Two wider multi-city releases had even lower PSAs: "My Lucky Star" (China Lion) starring Zhang Ziyi took in $50,000 in 23 theaters (mostly playing in theaters for the Chinese-American audience), while Goldwyn's South by Southwest hit "The Short Game" managed only $30,600 in 17. Two other Sundance 2013 films - "Newlyweeds" (Phase 4) and "C.O.G." (Screen Media, also on VOD) were among the numerous other openings that haven't yet reported grosses.

Ongoing/expanding

Among last weeks openings, SPC's Saudi Arabian "Wadjda" went the widest, though still only at nine theaters (+6) for $72,702 (PSA $8,078), an adequate if not sensational number. This film has reports of strong word of mouth, and its future will be determined by its ability to stay close to this number. "Mother of George" (Oscilloscope), after its impressive exclusive New York opening, came down to each this week with a $30,000 total in 5 (+4) theaters (PSA $6,000).  The genetically-engineered food doc "GMO-OMG" added Los Angeles to New York for a combined $14,500 in two theaters.

Weinstein expanded its documentary "Salinger" after its limited first two weeks with a soft $182,000 (138 theaters, +134, PSA: $1,319, total $358,000). That's a real disappointment after initial better results.

Among longer running specialized releases grossing over $50,000, Woody Allen's "Blue Jasmine" (SPC) continues is dominant performance, adding another $1,380,000 at 847 theaters (-146), now up to $29,774,000 and #13 overall. A24's "The Spectacular Now" in week 8 did $426,000 in 571, a weak PSA but still good enough to reach $6,445,000.

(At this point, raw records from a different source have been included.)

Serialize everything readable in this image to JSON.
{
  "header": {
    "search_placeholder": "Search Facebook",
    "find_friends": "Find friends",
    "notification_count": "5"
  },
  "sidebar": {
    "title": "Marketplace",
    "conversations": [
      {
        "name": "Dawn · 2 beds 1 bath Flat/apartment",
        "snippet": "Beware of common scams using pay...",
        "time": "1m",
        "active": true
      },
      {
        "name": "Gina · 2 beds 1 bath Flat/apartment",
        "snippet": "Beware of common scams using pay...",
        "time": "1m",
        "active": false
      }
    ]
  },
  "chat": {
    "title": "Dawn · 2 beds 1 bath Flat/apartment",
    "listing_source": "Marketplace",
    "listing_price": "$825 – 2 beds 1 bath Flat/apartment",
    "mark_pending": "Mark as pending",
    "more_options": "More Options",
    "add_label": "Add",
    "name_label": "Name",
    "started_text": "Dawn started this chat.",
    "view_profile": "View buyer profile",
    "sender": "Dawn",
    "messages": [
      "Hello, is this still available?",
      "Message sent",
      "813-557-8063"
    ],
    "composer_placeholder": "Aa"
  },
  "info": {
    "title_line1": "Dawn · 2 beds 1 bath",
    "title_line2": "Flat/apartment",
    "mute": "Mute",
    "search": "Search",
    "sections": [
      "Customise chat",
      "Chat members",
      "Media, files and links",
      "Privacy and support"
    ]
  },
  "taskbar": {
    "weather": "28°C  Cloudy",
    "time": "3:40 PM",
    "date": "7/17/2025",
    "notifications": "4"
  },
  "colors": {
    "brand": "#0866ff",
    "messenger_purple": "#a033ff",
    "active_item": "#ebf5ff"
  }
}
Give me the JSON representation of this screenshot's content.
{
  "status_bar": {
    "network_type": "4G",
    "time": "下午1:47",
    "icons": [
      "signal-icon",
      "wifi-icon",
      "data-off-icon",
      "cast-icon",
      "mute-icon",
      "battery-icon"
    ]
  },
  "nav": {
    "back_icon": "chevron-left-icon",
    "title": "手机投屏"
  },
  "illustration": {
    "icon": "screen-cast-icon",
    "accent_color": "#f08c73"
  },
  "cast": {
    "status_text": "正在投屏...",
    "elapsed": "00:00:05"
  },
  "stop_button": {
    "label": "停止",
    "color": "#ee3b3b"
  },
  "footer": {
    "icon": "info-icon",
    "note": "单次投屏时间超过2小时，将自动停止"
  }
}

"Austenland" (SPC) did $276,000 in 234, now at $1,570,000 but losing theaters, so this won't get a lot further. Roadside Attractions "In a World" is holding very steady, $258,000, down only 10% despite keeping the same theater count (141), and now is up to $2,428,000. Weinstein's experiment in wider subtitled release "The Grandmaster" added $237,000 in 473, total of $6.3 million as it nears the end of its run. Cinedigm's "Short Term 12" is holding in there, with $141,000 in 75 (+12), for a new total of $714,000.

This article is related to: Box Office, Box Office, Box Office, Fox Searchlight, Fox Searchlight Pictures, Fox Searchlight, Enough Said, Rush, Ron Howard, Nicole Holofcener, Nicole Holofcener, James Gandolfini, Haute Cuisine


E-Mail Updates








Thompson on Hollywood

Born and raised in Manhattan, Anne Thompson grew up going to the Thalia and The New Yorker and wound up at grad Cinema Studies at NYU. She worked at United Artists and Film Comment before heading west as that magazine's west coast editor. She wrote for the LA Weekly, Sight and Sound, Empire, The New York Times and Entertainment Weekly before serving as West Coast Editor of Premiere. She wrote for The Washington Post, The London Observer, Wired, More, and Vanity Fair, and did staff stints at The Hollywood Reporter and Variety. She eventually took her blog Thompson on Hollywood to Indiewire. She taught film criticism at USC Critical Studies, and continues to host the fall semester of “Sneak Previews” for UCLA Extension.